Did the missing complexities in the music represent my own mysterious proverb, something I had not yet earned the right to learn? Was this all part of the process, by which I could only demonstrate my worth by figuring out the music on my own? Or was Obeng reluctant to teach me the missing rhythms for other reasons, yet equally reluctant to explicitly turn me down?
That’s as far as I got. Eighteen years later, the reasons for Obeng’s behavior remain as inscrutable to me in hindsight as those puzzling bommaa rhythms proved to be when I first encountered them.
And that is a lesson in itself.

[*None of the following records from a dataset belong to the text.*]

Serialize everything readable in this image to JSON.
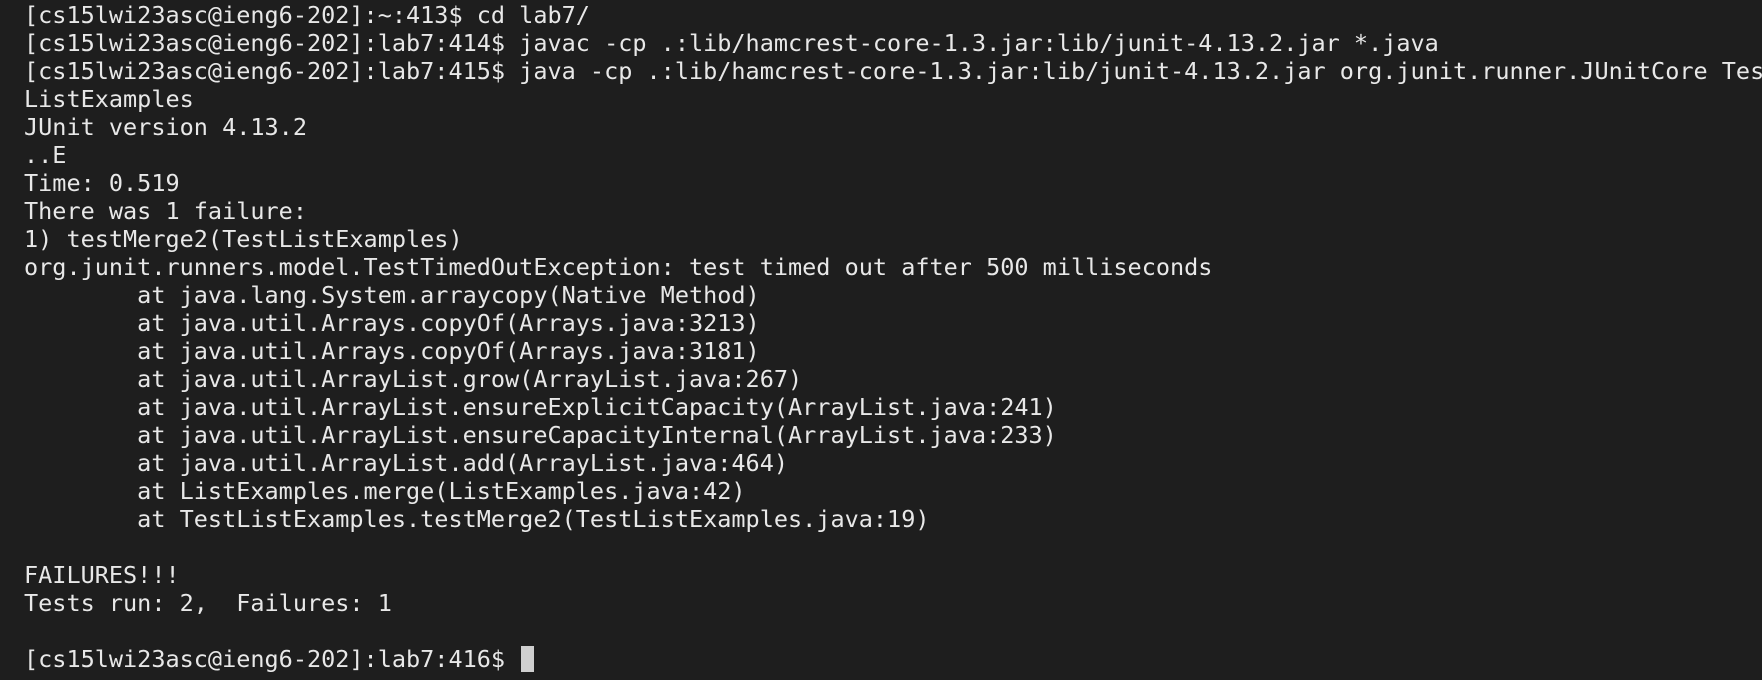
{
  "terminal": {
    "background_color": "#1e1e1e",
    "text_color": "#e8e8e8",
    "cursor_color": "#cfcfcf",
    "lines": [
      "[cs15lwi23asc@ieng6-202]:~:413$ cd lab7/",
      "[cs15lwi23asc@ieng6-202]:lab7:414$ javac -cp .:lib/hamcrest-core-1.3.jar:lib/junit-4.13.2.jar *.java",
      "[cs15lwi23asc@ieng6-202]:lab7:415$ java -cp .:lib/hamcrest-core-1.3.jar:lib/junit-4.13.2.jar org.junit.runner.JUnitCore Test",
      "ListExamples",
      "JUnit version 4.13.2",
      "..E",
      "Time: 0.519",
      "There was 1 failure:",
      "1) testMerge2(TestListExamples)",
      "org.junit.runners.model.TestTimedOutException: test timed out after 500 milliseconds",
      "        at java.lang.System.arraycopy(Native Method)",
      "        at java.util.Arrays.copyOf(Arrays.java:3213)",
      "        at java.util.Arrays.copyOf(Arrays.java:3181)",
      "        at java.util.ArrayList.grow(ArrayList.java:267)",
      "        at java.util.ArrayList.ensureExplicitCapacity(ArrayList.java:241)",
      "        at java.util.ArrayList.ensureCapacityInternal(ArrayList.java:233)",
      "        at java.util.ArrayList.add(ArrayList.java:464)",
      "        at ListExamples.merge(ListExamples.java:42)",
      "        at TestListExamples.testMerge2(TestListExamples.java:19)",
      "",
      "FAILURES!!!",
      "Tests run: 2,  Failures: 1",
      ""
    ],
    "prompt": "[cs15lwi23asc@ieng6-202]:lab7:416$ "
  }
}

As a musician and an ethnomusicologist, I assumed that with enough time and effort, I’d eventually grok both the music and the musical behavior of our hosts. In a way, I had to believe this; doing so was central to my own sense of identity, as it probably would be to anyone doing fieldwork in cultural anthropology. Certainly, none of my mentors in graduate school had raised the possibility that I (or anyone else, for that matter) might be confronted by a group of people whose music and motives would prove so stubbornly resistant to analysis and explication. In this age of extreme interconnectedness, when once-remote lands are only a cheap flight or a webpage away, it is tempting to think that all barriers to cross-cultural understanding are gradually disappearing; that there are no longer such things as strangers, just people we have not yet Googled or seen on the Discovery Channel.

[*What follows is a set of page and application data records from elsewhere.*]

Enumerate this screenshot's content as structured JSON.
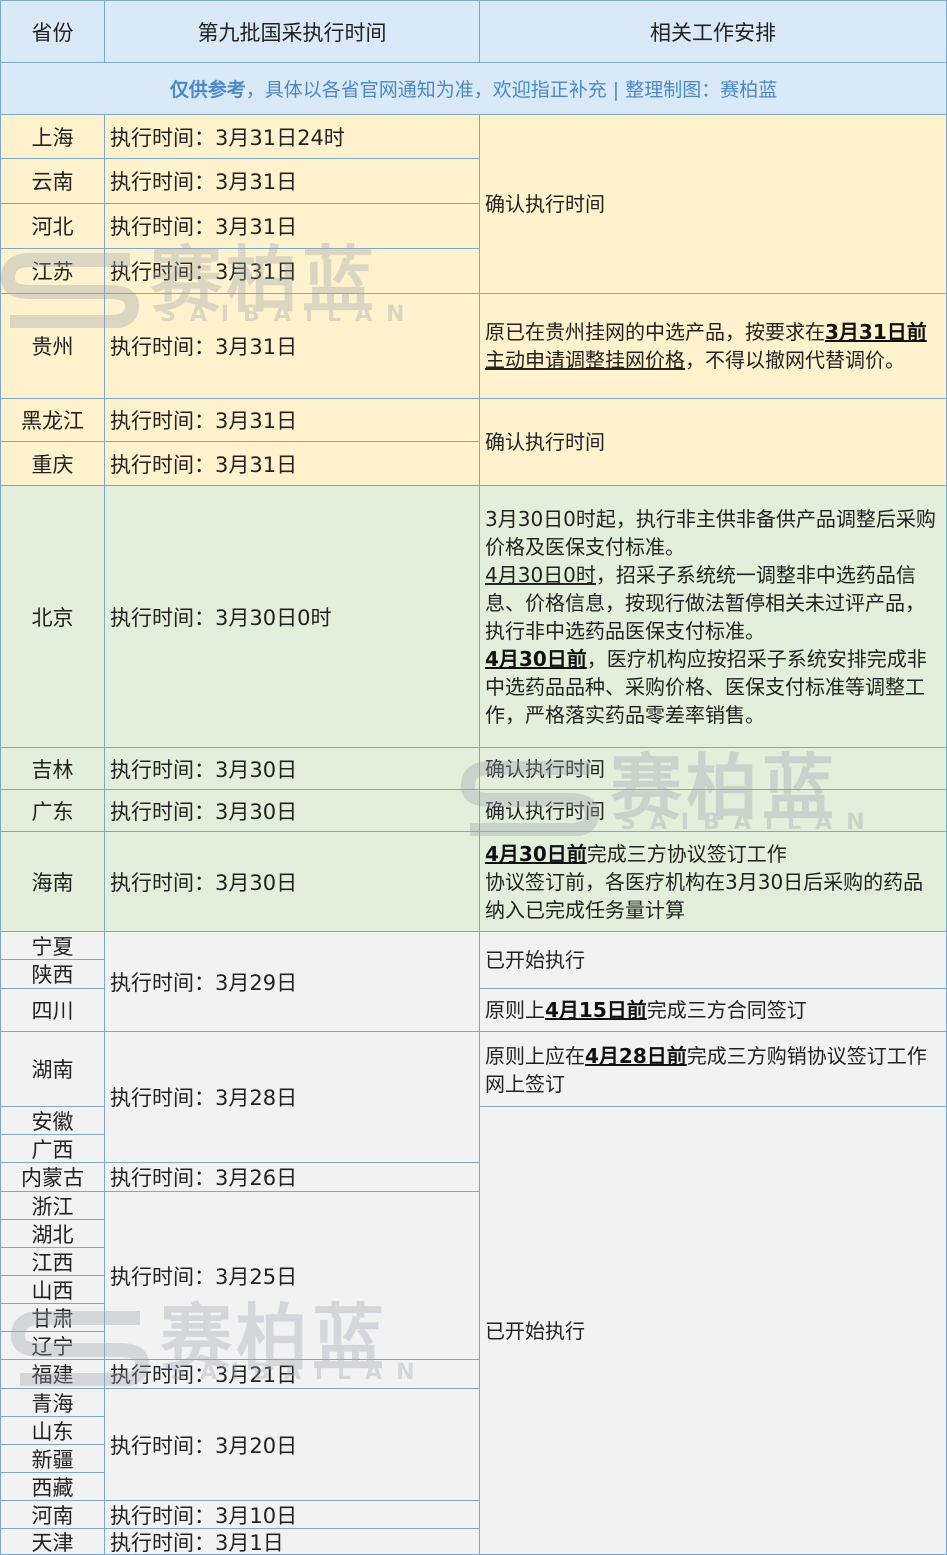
{
  "header": {
    "province": "省份",
    "time": "第九批国采执行时间",
    "work": "相关工作安排"
  },
  "note": {
    "bold": "仅供参考",
    "rest": "，具体以各省官网通知为准，欢迎指正补充 | 整理制图：赛柏蓝"
  },
  "watermark": {
    "cn": "赛柏蓝",
    "en": "SAIBAILAN"
  },
  "colors": {
    "yellow": "#fff2cc",
    "green": "#e2efda",
    "grey": "#f2f2f2",
    "header": "#dae9f7",
    "border": "#7fa7c9",
    "note_text": "#4a89c6"
  },
  "provinces": [
    "上海",
    "云南",
    "河北",
    "江苏",
    "贵州",
    "黑龙江",
    "重庆",
    "北京",
    "吉林",
    "广东",
    "海南",
    "宁夏",
    "陕西",
    "四川",
    "湖南",
    "安徽",
    "广西",
    "内蒙古",
    "浙江",
    "湖北",
    "江西",
    "山西",
    "甘肃",
    "辽宁",
    "福建",
    "青海",
    "山东",
    "新疆",
    "西藏",
    "河南",
    "天津"
  ],
  "times": [
    "执行时间：3月31日24时",
    "执行时间：3月31日",
    "执行时间：3月31日",
    "执行时间：3月31日",
    "执行时间：3月31日",
    "执行时间：3月31日",
    "执行时间：3月31日",
    "执行时间：3月30日0时",
    "执行时间：3月30日",
    "执行时间：3月30日",
    "执行时间：3月30日",
    "执行时间：3月29日",
    "执行时间：3月28日",
    "执行时间：3月26日",
    "执行时间：3月25日",
    "执行时间：3月21日",
    "执行时间：3月20日",
    "执行时间：3月10日",
    "执行时间：3月1日"
  ],
  "works": [
    {
      "segments": [
        {
          "t": "确认执行时间"
        }
      ]
    },
    {
      "segments": [
        {
          "t": "原已在贵州挂网的中选产品，按要求在"
        },
        {
          "t": "3月31日前",
          "s": "hl"
        },
        {
          "t": "主动申请调整挂网价格",
          "s": "ul"
        },
        {
          "t": "，不得以撤网代替调价。"
        }
      ]
    },
    {
      "segments": [
        {
          "t": "确认执行时间"
        }
      ]
    },
    {
      "segments": [
        {
          "t": "3月30日0时起，执行非主供非备供产品调整后采购价格及医保支付标准。"
        },
        {
          "t": "\n"
        },
        {
          "t": "4月30日0时",
          "s": "ul"
        },
        {
          "t": "，招采子系统统一调整非中选药品信息、价格信息，按现行做法暂停相关未过评产品，执行非中选药品医保支付标准。"
        },
        {
          "t": "\n"
        },
        {
          "t": "4月30日前",
          "s": "hl"
        },
        {
          "t": "，医疗机构应按招采子系统安排完成非中选药品品种、采购价格、医保支付标准等调整工作，严格落实药品零差率销售。"
        }
      ]
    },
    {
      "segments": [
        {
          "t": "确认执行时间"
        }
      ]
    },
    {
      "segments": [
        {
          "t": "确认执行时间"
        }
      ]
    },
    {
      "segments": [
        {
          "t": "4月30日前",
          "s": "hl"
        },
        {
          "t": "完成三方协议签订工作"
        },
        {
          "t": "\n"
        },
        {
          "t": "协议签订前，各医疗机构在3月30日后采购的药品纳入已完成任务量计算"
        }
      ]
    },
    {
      "segments": [
        {
          "t": "已开始执行"
        }
      ]
    },
    {
      "segments": [
        {
          "t": "原则上"
        },
        {
          "t": "4月15日前",
          "s": "hl"
        },
        {
          "t": "完成三方合同签订"
        }
      ]
    },
    {
      "segments": [
        {
          "t": "原则上应在"
        },
        {
          "t": "4月28日前",
          "s": "hl"
        },
        {
          "t": "完成三方购销协议签订工作网上签订"
        }
      ]
    },
    {
      "segments": [
        {
          "t": "已开始执行"
        }
      ]
    }
  ]
}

This is an illusion. Make no mistake: There are plenty of people, living in plenty of places, who remain giant puzzles to us, cheap airfare or no. And that is by no means a bad thing. Quite the opposite—it is a testament to the range of human diversity, and to the limits of human understanding. My experiences in Aburi may have been frustrating, but I learned a lot. I no longer assume that all barriers to cross-cultural communication can be overcome. Nor do I assume that I can really, truly get into someone else’s head and see (or hear) the world as they do by sheer force of reason and will—including my own friends and family.
For these reasons, and also for the sheer intensity of our time there—we witnessed animal sacrifice and spirit possession, encountered cultural riches and material poverty rarely seen in the West, and suffered radical culture shock of a sort neither of us had experienced before, and haven’t again since—Aburi still fills me with a sense of awe. And I know that Ingrid feels the same way. When we talk about the things that shaped us as individuals and as a couple, we always return to Ghana, and the mystery of those bommaa rhythms.
Alexander Gelfand is a freelance writer and recovering ethnomusicologist based in New York City. He is working on a memoir of his time in Ghana.